If not Lilly, who?

If not Lilly, who?

Now that Amylin (NASDAQ:AMLN) is about to be put up for sale our attention turns to who will acquire the company. The most logical choice would be Lilly (NYSE:LLY) as they are already partnered with Lilly. Lilly also needs Amylin as Byetta LAR could reinvigorate their struggling diabetes franchise and give them a much needed blockbuster product. Finally Lilly has dealt with Carl Icahn before with ImClone.

While Lilly may be the most logical candidate, they are not the ideal candidate. As Diabetic Investor has reported in the past the relationship between Lilly and Amylin has been rocky at best. Based on statements made by Lilly it seemed they were deliberately trying to undercut Amylin. Diabetic Investor always believed this was just an attempt to control Amylin’s share price so they could eventually acquire the company on the cheap. It’s also well known that Amylin officials were less than thrilled when Lilly hampered the initial launch of Byetta by not having an adequate amount of product to meet demand.

But there are other reasons why Lilly may not step up to the plate. The company just spent $6.5 billion to acquire ImClone this past October and does not appear to be in the mood to have another go around with Mr. Icahn.  There are several key issues facing Amylin which make an acquisition at this time very risky. Lilly is known for many things but taking big risks isn’t one of them.

So if it’s not Lilly, who will it be?

Before we spin the roulette wheel and see where the ball falls a few quick items. Diabetic Investor does not believe Mr. Icahn will force a sale until he gets his people on the Amylin board. This move also buys him some time as by the time Amylin has their annual meeting we should at least know what type of label change Byetta receives. Additionally we should also know the state of their major competitor Novo Nordisk (NYSE:NVO) as we’ll know the results of the April 2nd panel meeting for liraglutide. (Although a date has not yet been set for Amylin’s meeting it traditionally falls in May.) Finally, we should also have a clearer picture if Amylin will hit their stated deadline for submitting LAR to the FDA.

If the stars align perfectly by the time the annual meeting roles around Amylin could be a much more valuable or should we say attractive company.

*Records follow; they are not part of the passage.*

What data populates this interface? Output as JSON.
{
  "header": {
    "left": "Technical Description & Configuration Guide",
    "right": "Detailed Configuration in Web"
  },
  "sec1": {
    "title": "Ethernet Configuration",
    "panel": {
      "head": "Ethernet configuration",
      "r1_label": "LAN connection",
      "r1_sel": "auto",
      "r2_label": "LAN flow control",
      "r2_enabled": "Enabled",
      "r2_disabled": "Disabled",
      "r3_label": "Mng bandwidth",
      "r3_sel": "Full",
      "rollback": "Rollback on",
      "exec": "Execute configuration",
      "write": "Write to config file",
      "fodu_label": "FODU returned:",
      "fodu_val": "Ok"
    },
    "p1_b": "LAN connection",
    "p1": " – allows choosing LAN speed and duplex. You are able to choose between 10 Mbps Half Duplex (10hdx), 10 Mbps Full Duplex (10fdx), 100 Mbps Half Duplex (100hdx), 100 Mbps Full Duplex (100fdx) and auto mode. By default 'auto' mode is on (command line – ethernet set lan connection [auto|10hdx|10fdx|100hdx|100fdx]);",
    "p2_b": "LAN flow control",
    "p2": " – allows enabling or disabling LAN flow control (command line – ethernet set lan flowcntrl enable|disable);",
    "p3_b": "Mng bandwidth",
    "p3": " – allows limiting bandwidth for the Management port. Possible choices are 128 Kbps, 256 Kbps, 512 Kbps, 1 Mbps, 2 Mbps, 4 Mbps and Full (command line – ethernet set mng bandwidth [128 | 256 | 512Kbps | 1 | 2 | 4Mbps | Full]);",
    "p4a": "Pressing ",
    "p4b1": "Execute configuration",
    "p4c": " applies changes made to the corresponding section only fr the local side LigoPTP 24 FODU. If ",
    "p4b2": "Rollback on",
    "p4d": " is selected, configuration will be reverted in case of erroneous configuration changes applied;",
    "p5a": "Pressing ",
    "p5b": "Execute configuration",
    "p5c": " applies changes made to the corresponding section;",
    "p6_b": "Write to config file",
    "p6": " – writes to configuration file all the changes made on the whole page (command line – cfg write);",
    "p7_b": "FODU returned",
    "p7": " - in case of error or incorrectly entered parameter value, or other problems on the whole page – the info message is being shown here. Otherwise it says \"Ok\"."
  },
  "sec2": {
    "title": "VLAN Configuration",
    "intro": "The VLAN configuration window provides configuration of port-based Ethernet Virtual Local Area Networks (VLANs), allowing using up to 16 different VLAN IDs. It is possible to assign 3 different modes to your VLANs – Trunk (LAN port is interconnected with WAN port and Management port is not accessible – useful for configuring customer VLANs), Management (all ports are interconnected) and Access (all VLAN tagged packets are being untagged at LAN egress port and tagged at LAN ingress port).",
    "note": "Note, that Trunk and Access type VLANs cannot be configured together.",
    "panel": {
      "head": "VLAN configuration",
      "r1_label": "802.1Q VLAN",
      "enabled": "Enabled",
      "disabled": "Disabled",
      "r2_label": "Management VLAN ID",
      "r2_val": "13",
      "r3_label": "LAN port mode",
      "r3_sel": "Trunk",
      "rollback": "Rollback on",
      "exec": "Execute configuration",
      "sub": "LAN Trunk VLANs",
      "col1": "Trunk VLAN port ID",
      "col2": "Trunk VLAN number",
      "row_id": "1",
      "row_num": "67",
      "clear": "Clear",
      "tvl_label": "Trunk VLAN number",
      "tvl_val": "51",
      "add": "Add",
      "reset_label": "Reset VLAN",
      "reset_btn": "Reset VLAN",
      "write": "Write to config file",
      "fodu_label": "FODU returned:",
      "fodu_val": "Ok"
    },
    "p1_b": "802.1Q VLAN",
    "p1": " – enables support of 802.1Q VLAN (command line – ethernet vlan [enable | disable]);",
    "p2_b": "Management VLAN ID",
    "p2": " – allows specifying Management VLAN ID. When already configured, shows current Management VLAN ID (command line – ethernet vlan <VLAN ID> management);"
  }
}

Looking over the possible range of candidates it would make the most sense if the acquiring company had some experience in the diabetes market. The diabetes market while not overly complex does have its own unique set of circumstances. Pfizer’s (NYSE:PFE) Exubera disaster is a perfect example of what happens when a company with no diabetes experience enters the market. Granted Exubera had its own set of problems, however many of these problems were made worse by Pfizer who didn’t understand the diabetes market.

Given that Amylin’s most promising drug is delivered via injection it would enormously helpful if the acquiring also had experience with injectable therapies. Frankly anyone can sell a therapy that’s taken orally it’s a whole different ball of wax selling an injectable therapy.  

Finally the acquiring company must have experience selling to primary care physicians. As we noted previously nearly 80% of the patients with diabetes are treated by a PCP. Many endocrinologists are already familiar with Byetta and are anxiously awaiting LAR. As powerful as LAR will be it won’t sell itself in a market where it’s much easier to prescribe therapy options which require no education. Based on public comments made by Amylin there will be a fair amount of education required for patients moving to LAR. These education requirements will dissipate over time but in its initial form the patient will need to understand how to mix LAR prior to injection.

It should also go without stating the obvious in this environment that the acquiring company has the financial resources to get a deal done. Keep in mind that besides the cost of acquiring Amylin whoever gets the company must also work out a deal to acquire the rights to the Byetta franchise from Lilly. Given where Amylin shares stand today the first part isn’t that difficult, it’s the second part which could be problematic.

All that being said Diabetic Investor sees four possible candidates that meet these requirements; GlaxoSmithKline (NYSE:GSK), Merck (NYSE:MRK), Johnson and Johnson (NYSE:JNJ) and Novo Nordisk.  Some may be surprised to Novo on our list but we actually see them as the perfect candidate for several reasons, not the least of which being they could deal a serious blow to their arch enemy Lilly.  Although Roche also has a long acting GLP-1 under development at the moment their busy trying to acquire Genentech (NYSE:DNA).

The bottom line here is that Lilly remains the most logical candidate to acquire Amylin. But as we have seen in the diabetes space before just because something is logical by no means guarantees that it gets done.